==== ENTRIES SHOWN

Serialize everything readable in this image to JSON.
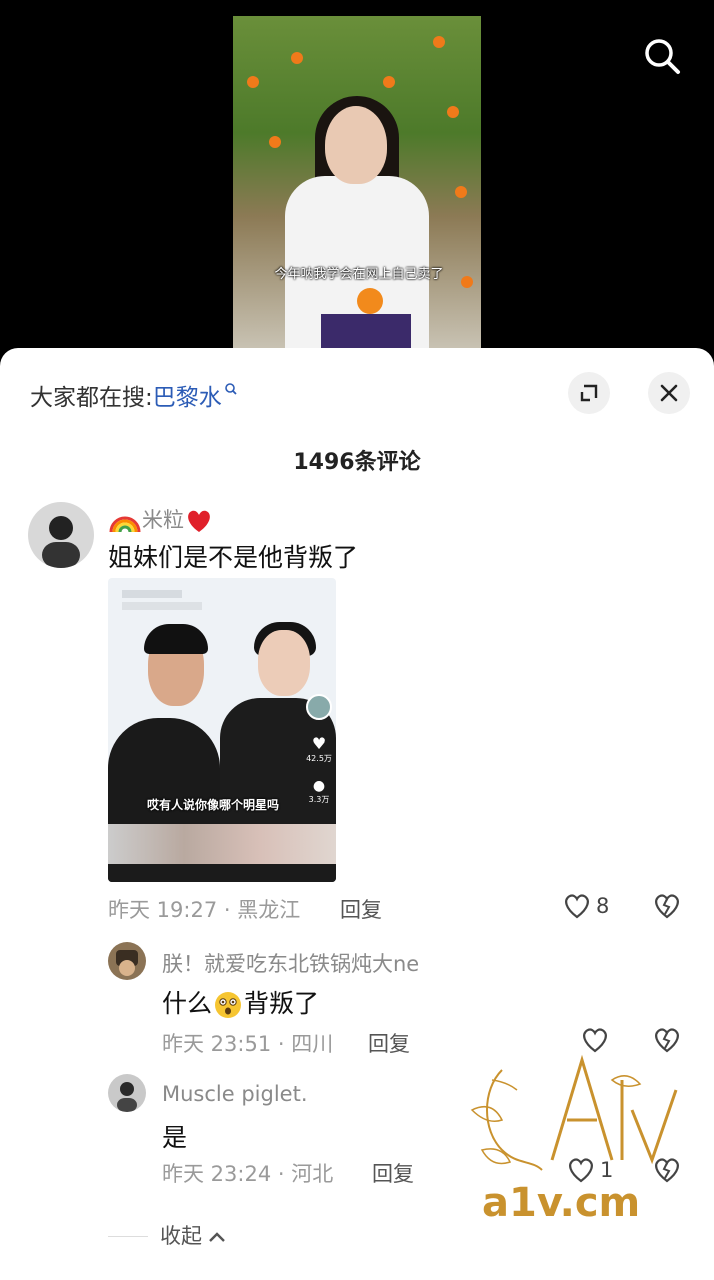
{
  "video": {
    "subtitle": "今年呐我学会在网上自己卖了"
  },
  "icons": {
    "search": "search-icon",
    "expand": "expand-icon",
    "close": "close-icon",
    "heart": "heart-icon",
    "broken_heart": "dislike-icon"
  },
  "header": {
    "hot_search_label": "大家都在搜:",
    "hot_search_term": "巴黎水",
    "comment_count_title": "1496条评论"
  },
  "comments": [
    {
      "username": "米粒",
      "text": "姐妹们是不是他背叛了",
      "image_caption": "哎有人说你像哪个明星吗",
      "image_stats": [
        "42.5万",
        "3.3万"
      ],
      "meta": "昨天 19:27 · 黑龙江",
      "reply_label": "回复",
      "likes": "8"
    },
    {
      "username": "朕！就爱吃东北铁锅炖大ne",
      "text_before": "什么",
      "text_after": "背叛了",
      "meta": "昨天 23:51 · 四川",
      "reply_label": "回复",
      "likes": ""
    },
    {
      "username": "Muscle piglet.",
      "text": "是",
      "meta": "昨天 23:24 · 河北",
      "reply_label": "回复",
      "likes": "1"
    }
  ],
  "collapse_label": "收起",
  "watermark": {
    "text": "a1v.cm"
  },
  "colors": {
    "link_blue": "#2c5cb6",
    "watermark_gold": "#c9922e"
  }
}
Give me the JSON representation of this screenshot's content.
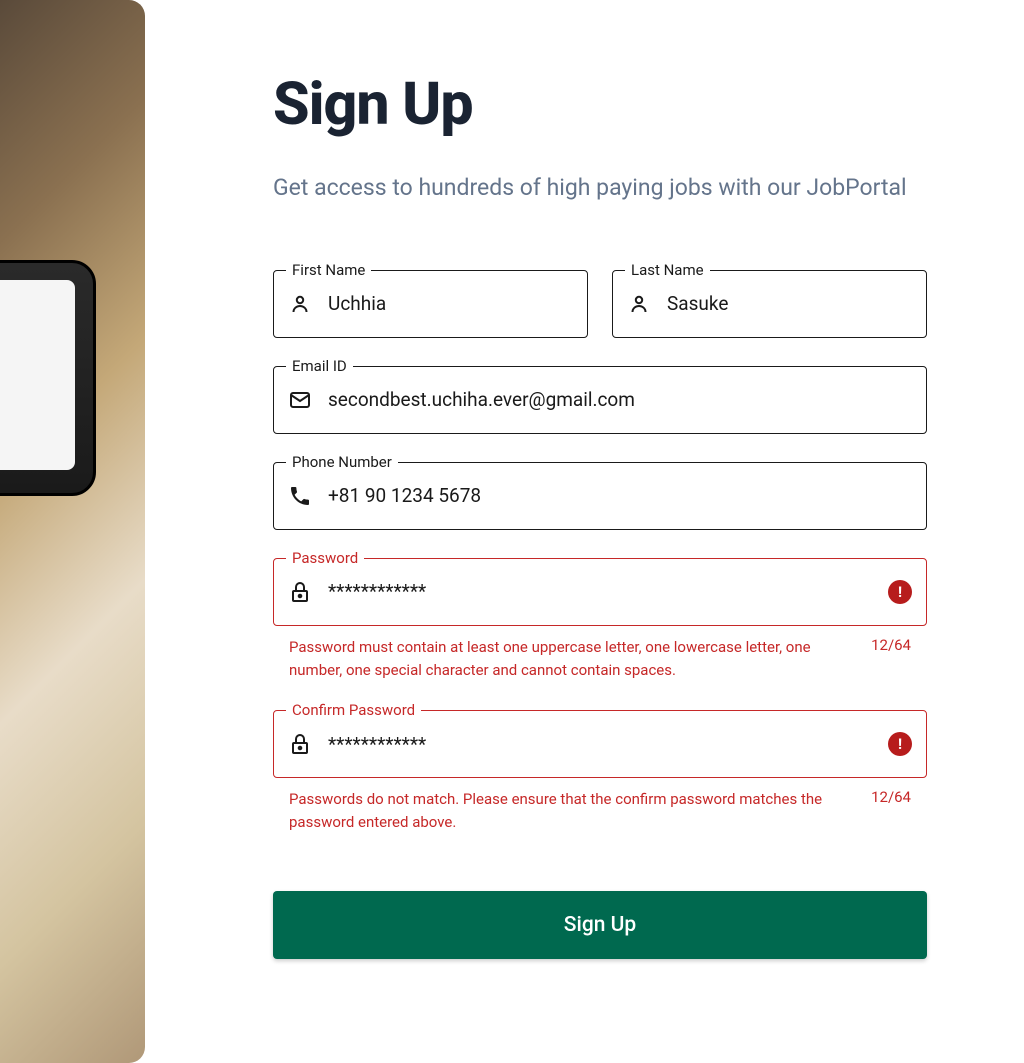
{
  "title": "Sign Up",
  "subtitle": "Get access to hundreds of high paying jobs with our JobPortal",
  "fields": {
    "firstName": {
      "label": "First Name",
      "value": "Uchhia"
    },
    "lastName": {
      "label": "Last Name",
      "value": "Sasuke"
    },
    "email": {
      "label": "Email ID",
      "value": "secondbest.uchiha.ever@gmail.com"
    },
    "phone": {
      "label": "Phone Number",
      "value": "+81 90 1234 5678"
    },
    "password": {
      "label": "Password",
      "value": "************",
      "error": "Password must contain at least one uppercase letter, one lowercase letter, one number, one special character and cannot contain spaces.",
      "counter": "12/64"
    },
    "confirmPassword": {
      "label": "Confirm Password",
      "value": "************",
      "error": "Passwords do not match. Please ensure that the confirm password matches the password entered above.",
      "counter": "12/64"
    }
  },
  "submitLabel": "Sign Up"
}
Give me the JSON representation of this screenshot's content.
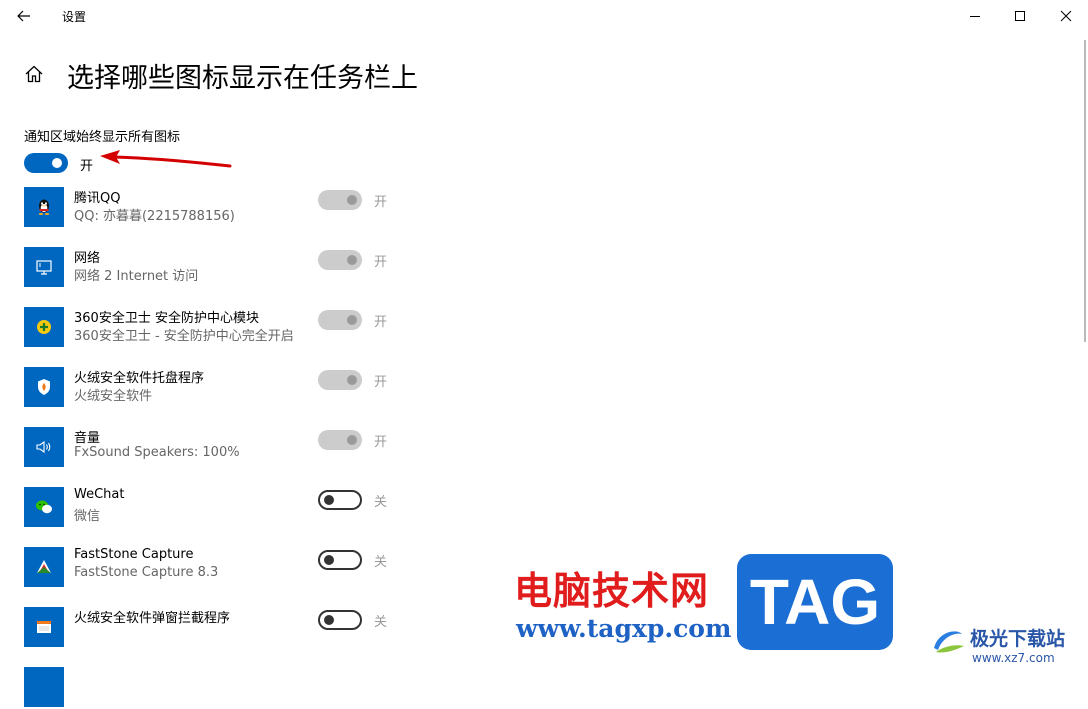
{
  "window": {
    "title": "设置"
  },
  "page": {
    "title": "选择哪些图标显示在任务栏上"
  },
  "master": {
    "label": "通知区域始终显示所有图标",
    "state": "开",
    "on": true
  },
  "apps": [
    {
      "name": "腾讯QQ",
      "desc": "QQ: 亦暮暮(2215788156)",
      "state": "开",
      "on": true,
      "disabled": true,
      "icon": "qq-icon"
    },
    {
      "name": "网络",
      "desc": "网络 2 Internet 访问",
      "state": "开",
      "on": true,
      "disabled": true,
      "icon": "network-icon"
    },
    {
      "name": "360安全卫士 安全防护中心模块",
      "desc": "360安全卫士 - 安全防护中心完全开启",
      "state": "开",
      "on": true,
      "disabled": true,
      "icon": "360-security-icon"
    },
    {
      "name": "火绒安全软件托盘程序",
      "desc": "火绒安全软件",
      "state": "开",
      "on": true,
      "disabled": true,
      "icon": "huorong-shield-icon"
    },
    {
      "name": "音量",
      "desc": "FxSound Speakers: 100%",
      "state": "开",
      "on": true,
      "disabled": true,
      "icon": "volume-icon"
    },
    {
      "name": "WeChat",
      "desc": "微信",
      "state": "关",
      "on": false,
      "disabled": false,
      "icon": "wechat-icon"
    },
    {
      "name": "FastStone Capture",
      "desc": "FastStone Capture 8.3",
      "state": "关",
      "on": false,
      "disabled": false,
      "icon": "faststone-icon"
    },
    {
      "name": "火绒安全软件弹窗拦截程序",
      "desc": "",
      "state": "关",
      "on": false,
      "disabled": false,
      "icon": "popup-blocker-icon"
    }
  ],
  "watermark": {
    "cn": "电脑技术网",
    "url": "www.tagxp.com",
    "tag": "TAG",
    "site_cn": "极光下载站",
    "site_url": "www.xz7.com"
  },
  "colors": {
    "accent": "#0067c0",
    "annotation": "#d40000",
    "watermark_red": "#e01c1c",
    "watermark_blue": "#1b6fd4"
  }
}
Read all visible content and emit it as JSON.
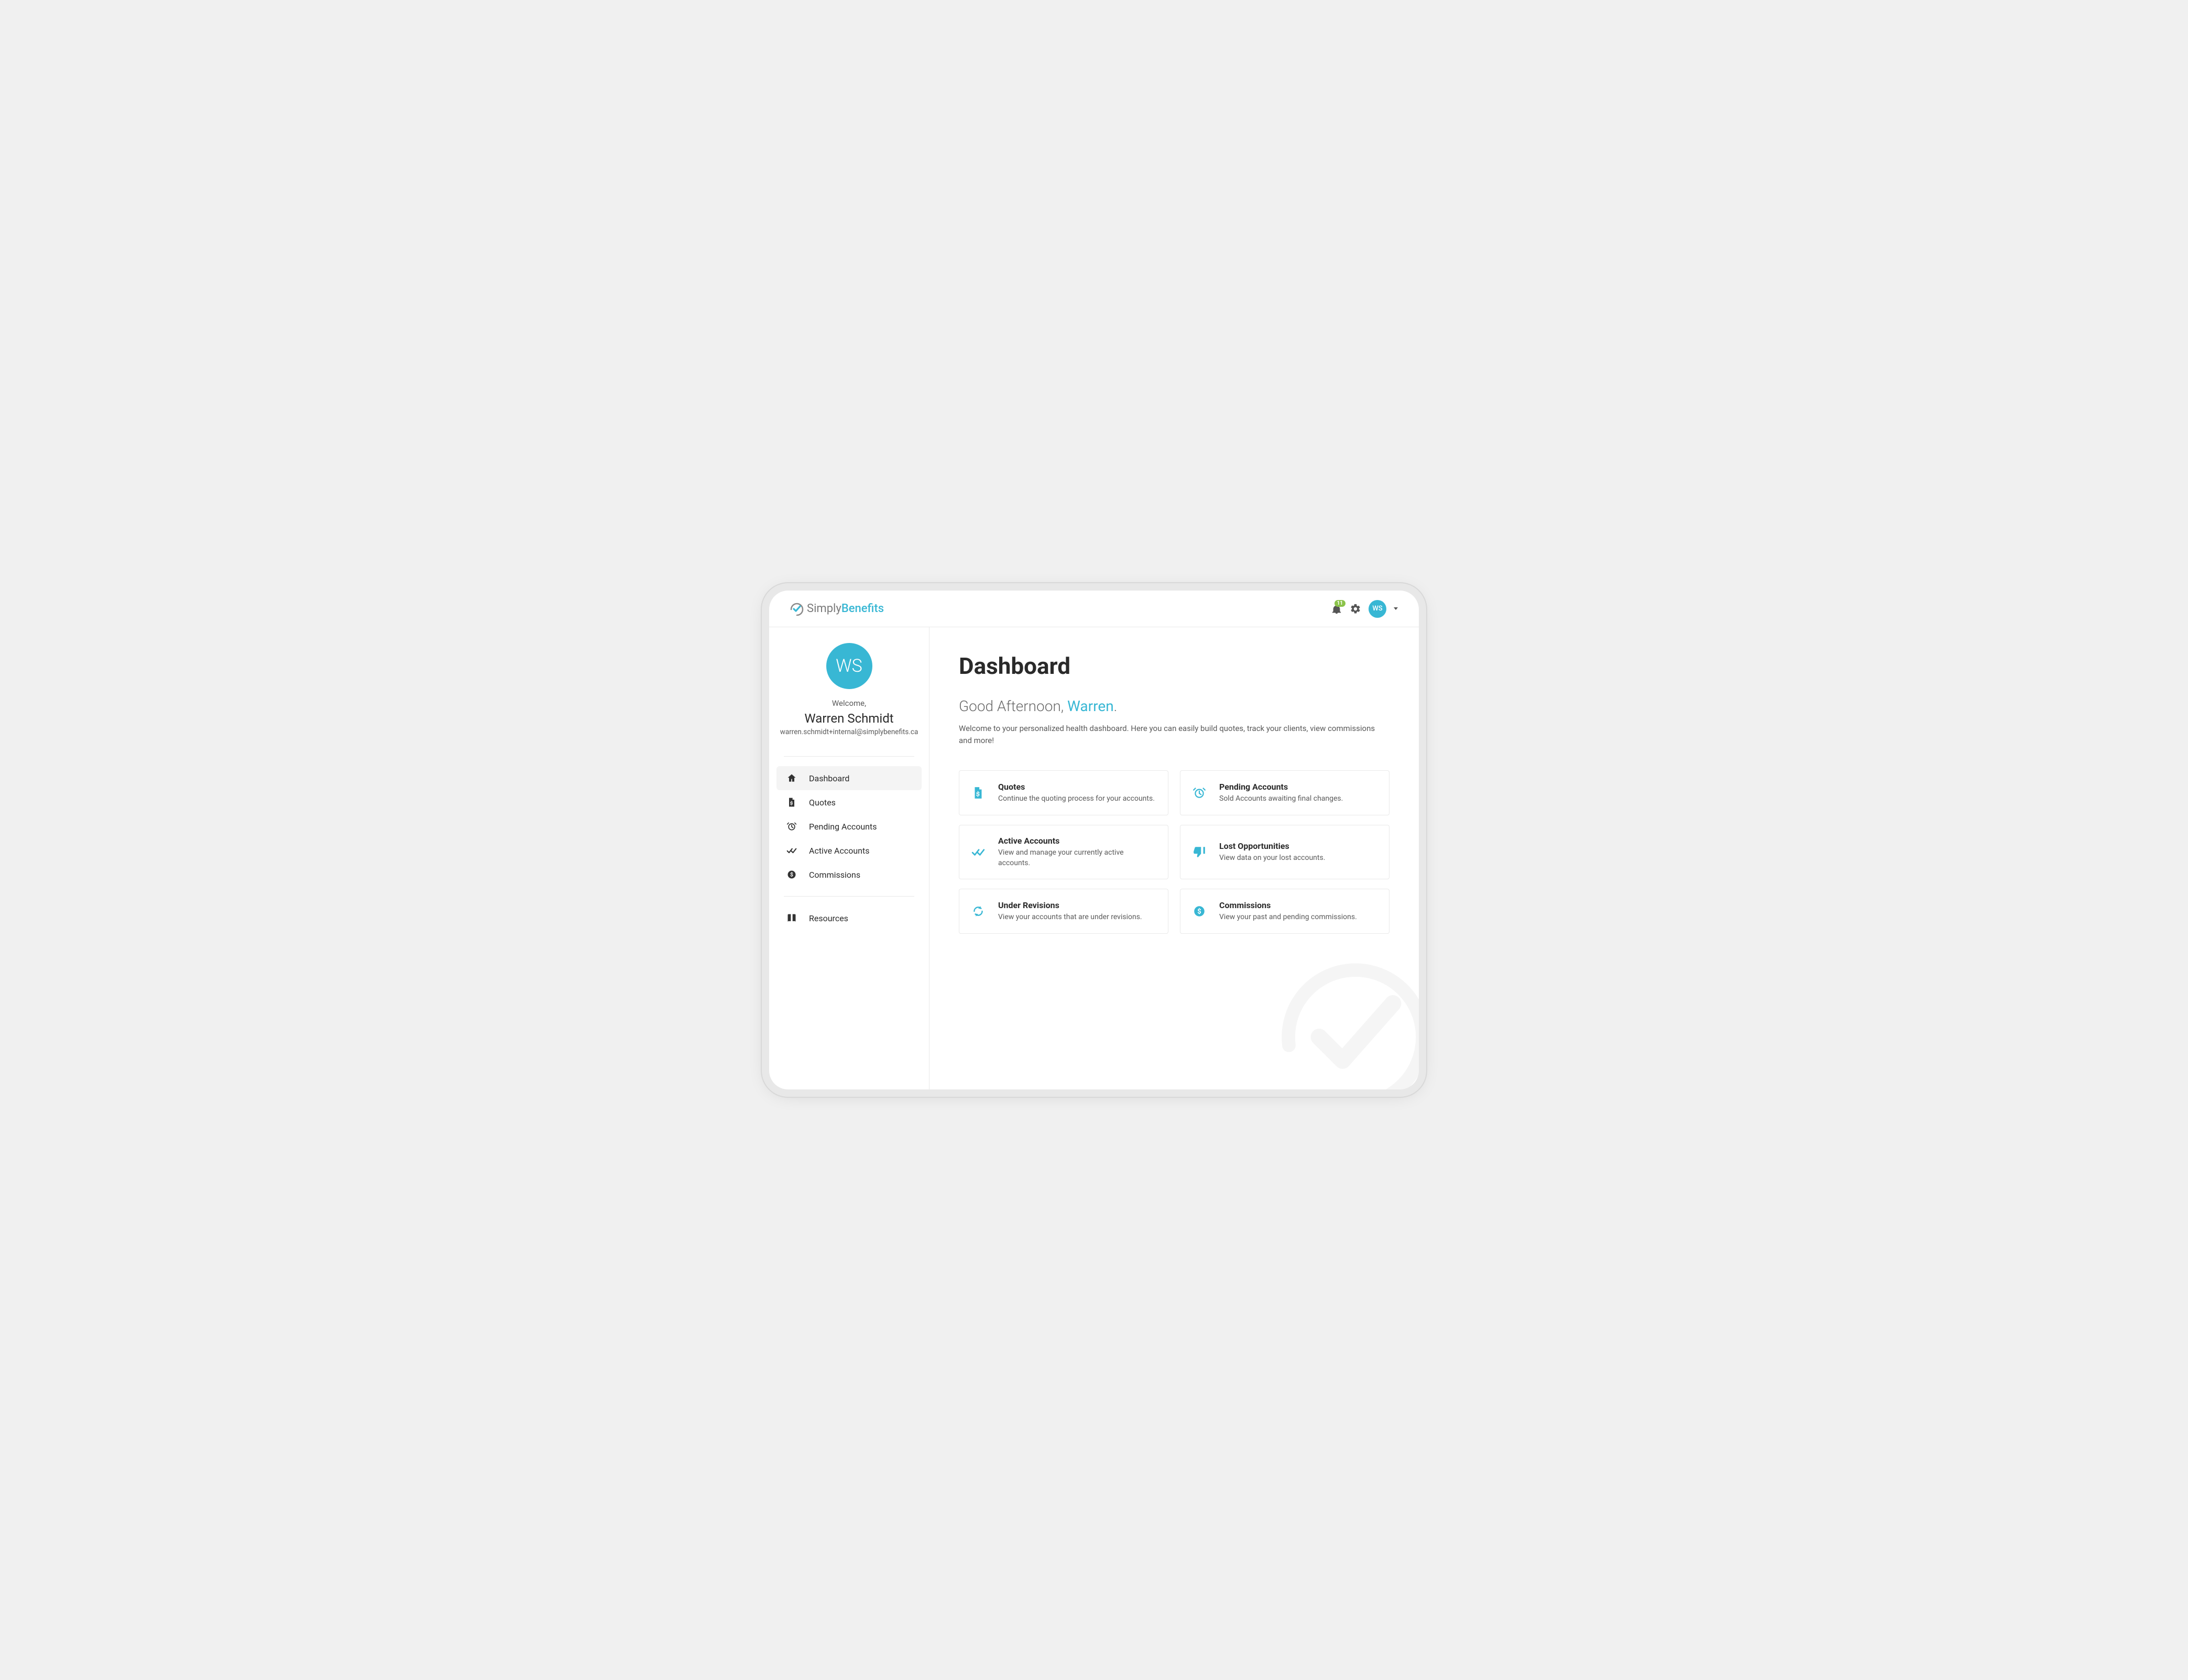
{
  "brand": {
    "part1": "Simply",
    "part2": "Benefits"
  },
  "topbar": {
    "notification_count": "11",
    "avatar_initials": "WS"
  },
  "profile": {
    "avatar_initials": "WS",
    "welcome_label": "Welcome,",
    "name": "Warren Schmidt",
    "email": "warren.schmidt+internal@simplybenefits.ca"
  },
  "nav": {
    "items": [
      {
        "label": "Dashboard",
        "icon": "home",
        "active": true
      },
      {
        "label": "Quotes",
        "icon": "file-dollar",
        "active": false
      },
      {
        "label": "Pending Accounts",
        "icon": "alarm",
        "active": false
      },
      {
        "label": "Active Accounts",
        "icon": "check-all",
        "active": false
      },
      {
        "label": "Commissions",
        "icon": "coin",
        "active": false
      }
    ],
    "secondary": [
      {
        "label": "Resources",
        "icon": "book"
      }
    ]
  },
  "main": {
    "title": "Dashboard",
    "greeting_prefix": "Good Afternoon, ",
    "greeting_name": "Warren",
    "greeting_suffix": ".",
    "subtext": "Welcome to your personalized health dashboard. Here you can easily build quotes, track your clients, view commissions and more!",
    "cards": [
      {
        "title": "Quotes",
        "desc": "Continue the quoting process for your accounts.",
        "icon": "file-dollar"
      },
      {
        "title": "Pending Accounts",
        "desc": "Sold Accounts awaiting final changes.",
        "icon": "alarm"
      },
      {
        "title": "Active Accounts",
        "desc": "View and manage your currently active accounts.",
        "icon": "check-all"
      },
      {
        "title": "Lost Opportunities",
        "desc": "View data on your lost accounts.",
        "icon": "thumb-down"
      },
      {
        "title": "Under Revisions",
        "desc": "View your accounts that are under revisions.",
        "icon": "refresh"
      },
      {
        "title": "Commissions",
        "desc": "View your past and pending commissions.",
        "icon": "coin"
      }
    ]
  }
}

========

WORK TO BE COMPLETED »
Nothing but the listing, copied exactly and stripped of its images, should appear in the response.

ANSWER FOR THE TASK »
Serialize everything readable in this image to JSON.
{
  "video": {
    "subtitle": "今年呐我学会在网上自己卖了"
  },
  "icons": {
    "search": "search-icon",
    "expand": "expand-icon",
    "close": "close-icon",
    "heart": "heart-icon",
    "broken_heart": "dislike-icon"
  },
  "header": {
    "hot_search_label": "大家都在搜:",
    "hot_search_term": "巴黎水",
    "comment_count_title": "1496条评论"
  },
  "comments": [
    {
      "username": "米粒",
      "text": "姐妹们是不是他背叛了",
      "image_caption": "哎有人说你像哪个明星吗",
      "image_stats": [
        "42.5万",
        "3.3万"
      ],
      "meta": "昨天 19:27 · 黑龙江",
      "reply_label": "回复",
      "likes": "8"
    },
    {
      "username": "朕！就爱吃东北铁锅炖大ne",
      "text_before": "什么",
      "text_after": "背叛了",
      "meta": "昨天 23:51 · 四川",
      "reply_label": "回复",
      "likes": ""
    },
    {
      "username": "Muscle piglet.",
      "text": "是",
      "meta": "昨天 23:24 · 河北",
      "reply_label": "回复",
      "likes": "1"
    }
  ],
  "collapse_label": "收起",
  "watermark": {
    "text": "a1v.cm"
  },
  "colors": {
    "link_blue": "#2c5cb6",
    "watermark_gold": "#c9922e"
  }
}
Give me the JSON representation of this screenshot's content.
{
  "title": "Sign Up",
  "subtitle": "Get access to hundreds of high paying jobs with our JobPortal",
  "fields": {
    "firstName": {
      "label": "First Name",
      "value": "Uchhia"
    },
    "lastName": {
      "label": "Last Name",
      "value": "Sasuke"
    },
    "email": {
      "label": "Email ID",
      "value": "secondbest.uchiha.ever@gmail.com"
    },
    "phone": {
      "label": "Phone Number",
      "value": "+81 90 1234 5678"
    },
    "password": {
      "label": "Password",
      "value": "************",
      "error": "Password must contain at least one uppercase letter, one lowercase letter, one number, one special character and cannot contain spaces.",
      "counter": "12/64"
    },
    "confirmPassword": {
      "label": "Confirm Password",
      "value": "************",
      "error": "Passwords do not match. Please ensure that the confirm password matches the password entered above.",
      "counter": "12/64"
    }
  },
  "submitLabel": "Sign Up"
}
Give me the JSON representation of this screenshot's content.
{
  "window": {
    "title": "设置"
  },
  "page": {
    "title": "选择哪些图标显示在任务栏上"
  },
  "master": {
    "label": "通知区域始终显示所有图标",
    "state": "开",
    "on": true
  },
  "apps": [
    {
      "name": "腾讯QQ",
      "desc": "QQ: 亦暮暮(2215788156)",
      "state": "开",
      "on": true,
      "disabled": true,
      "icon": "qq-icon"
    },
    {
      "name": "网络",
      "desc": "网络 2 Internet 访问",
      "state": "开",
      "on": true,
      "disabled": true,
      "icon": "network-icon"
    },
    {
      "name": "360安全卫士 安全防护中心模块",
      "desc": "360安全卫士 - 安全防护中心完全开启",
      "state": "开",
      "on": true,
      "disabled": true,
      "icon": "360-security-icon"
    },
    {
      "name": "火绒安全软件托盘程序",
      "desc": "火绒安全软件",
      "state": "开",
      "on": true,
      "disabled": true,
      "icon": "huorong-shield-icon"
    },
    {
      "name": "音量",
      "desc": "FxSound Speakers: 100%",
      "state": "开",
      "on": true,
      "disabled": true,
      "icon": "volume-icon"
    },
    {
      "name": "WeChat",
      "desc": "微信",
      "state": "关",
      "on": false,
      "disabled": false,
      "icon": "wechat-icon"
    },
    {
      "name": "FastStone Capture",
      "desc": "FastStone Capture 8.3",
      "state": "关",
      "on": false,
      "disabled": false,
      "icon": "faststone-icon"
    },
    {
      "name": "火绒安全软件弹窗拦截程序",
      "desc": "",
      "state": "关",
      "on": false,
      "disabled": false,
      "icon": "popup-blocker-icon"
    }
  ],
  "watermark": {
    "cn": "电脑技术网",
    "url": "www.tagxp.com",
    "tag": "TAG",
    "site_cn": "极光下载站",
    "site_url": "www.xz7.com"
  },
  "colors": {
    "accent": "#0067c0",
    "annotation": "#d40000",
    "watermark_red": "#e01c1c",
    "watermark_blue": "#1b6fd4"
  }
}
Read all visible content and emit it as JSON.
{
  "brand": {
    "part1": "Simply",
    "part2": "Benefits"
  },
  "topbar": {
    "notification_count": "11",
    "avatar_initials": "WS"
  },
  "profile": {
    "avatar_initials": "WS",
    "welcome_label": "Welcome,",
    "name": "Warren Schmidt",
    "email": "warren.schmidt+internal@simplybenefits.ca"
  },
  "nav": {
    "items": [
      {
        "label": "Dashboard",
        "icon": "home",
        "active": true
      },
      {
        "label": "Quotes",
        "icon": "file-dollar",
        "active": false
      },
      {
        "label": "Pending Accounts",
        "icon": "alarm",
        "active": false
      },
      {
        "label": "Active Accounts",
        "icon": "check-all",
        "active": false
      },
      {
        "label": "Commissions",
        "icon": "coin",
        "active": false
      }
    ],
    "secondary": [
      {
        "label": "Resources",
        "icon": "book"
      }
    ]
  },
  "main": {
    "title": "Dashboard",
    "greeting_prefix": "Good Afternoon, ",
    "greeting_name": "Warren",
    "greeting_suffix": ".",
    "subtext": "Welcome to your personalized health dashboard. Here you can easily build quotes, track your clients, view commissions and more!",
    "cards": [
      {
        "title": "Quotes",
        "desc": "Continue the quoting process for your accounts.",
        "icon": "file-dollar"
      },
      {
        "title": "Pending Accounts",
        "desc": "Sold Accounts awaiting final changes.",
        "icon": "alarm"
      },
      {
        "title": "Active Accounts",
        "desc": "View and manage your currently active accounts.",
        "icon": "check-all"
      },
      {
        "title": "Lost Opportunities",
        "desc": "View data on your lost accounts.",
        "icon": "thumb-down"
      },
      {
        "title": "Under Revisions",
        "desc": "View your accounts that are under revisions.",
        "icon": "refresh"
      },
      {
        "title": "Commissions",
        "desc": "View your past and pending commissions.",
        "icon": "coin"
      }
    ]
  }
}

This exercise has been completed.